* Available data *
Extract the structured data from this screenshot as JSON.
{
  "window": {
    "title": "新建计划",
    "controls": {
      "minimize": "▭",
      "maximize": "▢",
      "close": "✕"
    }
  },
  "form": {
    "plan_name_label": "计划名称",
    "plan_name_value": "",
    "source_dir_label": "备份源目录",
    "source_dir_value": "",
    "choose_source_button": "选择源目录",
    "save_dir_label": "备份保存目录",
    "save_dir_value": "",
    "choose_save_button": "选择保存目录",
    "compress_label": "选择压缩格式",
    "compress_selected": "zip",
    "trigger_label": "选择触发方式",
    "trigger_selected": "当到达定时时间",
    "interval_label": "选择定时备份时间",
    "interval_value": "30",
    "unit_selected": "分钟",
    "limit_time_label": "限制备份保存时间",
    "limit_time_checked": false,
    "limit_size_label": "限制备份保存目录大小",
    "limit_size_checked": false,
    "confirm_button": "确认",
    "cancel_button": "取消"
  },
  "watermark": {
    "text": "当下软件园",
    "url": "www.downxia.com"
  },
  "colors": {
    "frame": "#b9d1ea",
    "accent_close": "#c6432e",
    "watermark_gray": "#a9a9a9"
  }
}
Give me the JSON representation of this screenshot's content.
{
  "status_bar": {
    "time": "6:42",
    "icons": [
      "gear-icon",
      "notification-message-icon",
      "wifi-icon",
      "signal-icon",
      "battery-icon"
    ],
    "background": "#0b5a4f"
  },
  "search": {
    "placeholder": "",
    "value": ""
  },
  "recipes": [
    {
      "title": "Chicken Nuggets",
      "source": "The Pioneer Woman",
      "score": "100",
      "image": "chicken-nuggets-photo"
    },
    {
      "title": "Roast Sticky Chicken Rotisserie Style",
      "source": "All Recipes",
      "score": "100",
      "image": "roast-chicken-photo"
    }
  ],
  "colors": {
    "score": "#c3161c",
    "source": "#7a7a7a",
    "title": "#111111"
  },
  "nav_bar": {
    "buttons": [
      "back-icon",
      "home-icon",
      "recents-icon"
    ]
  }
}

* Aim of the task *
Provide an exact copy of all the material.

* Written solution *
Extract the structured data from this screenshot as JSON.
{
  "window": {
    "title": "新建计划",
    "controls": {
      "minimize": "▭",
      "maximize": "▢",
      "close": "✕"
    }
  },
  "form": {
    "plan_name_label": "计划名称",
    "plan_name_value": "",
    "source_dir_label": "备份源目录",
    "source_dir_value": "",
    "choose_source_button": "选择源目录",
    "save_dir_label": "备份保存目录",
    "save_dir_value": "",
    "choose_save_button": "选择保存目录",
    "compress_label": "选择压缩格式",
    "compress_selected": "zip",
    "trigger_label": "选择触发方式",
    "trigger_selected": "当到达定时时间",
    "interval_label": "选择定时备份时间",
    "interval_value": "30",
    "unit_selected": "分钟",
    "limit_time_label": "限制备份保存时间",
    "limit_time_checked": false,
    "limit_size_label": "限制备份保存目录大小",
    "limit_size_checked": false,
    "confirm_button": "确认",
    "cancel_button": "取消"
  },
  "watermark": {
    "text": "当下软件园",
    "url": "www.downxia.com"
  },
  "colors": {
    "frame": "#b9d1ea",
    "accent_close": "#c6432e",
    "watermark_gray": "#a9a9a9"
  }
}
Give me the JSON representation of this screenshot's content.
{
  "status_bar": {
    "time": "6:42",
    "icons": [
      "gear-icon",
      "notification-message-icon",
      "wifi-icon",
      "signal-icon",
      "battery-icon"
    ],
    "background": "#0b5a4f"
  },
  "search": {
    "placeholder": "",
    "value": ""
  },
  "recipes": [
    {
      "title": "Chicken Nuggets",
      "source": "The Pioneer Woman",
      "score": "100",
      "image": "chicken-nuggets-photo"
    },
    {
      "title": "Roast Sticky Chicken Rotisserie Style",
      "source": "All Recipes",
      "score": "100",
      "image": "roast-chicken-photo"
    }
  ],
  "colors": {
    "score": "#c3161c",
    "source": "#7a7a7a",
    "title": "#111111"
  },
  "nav_bar": {
    "buttons": [
      "back-icon",
      "home-icon",
      "recents-icon"
    ]
  }
}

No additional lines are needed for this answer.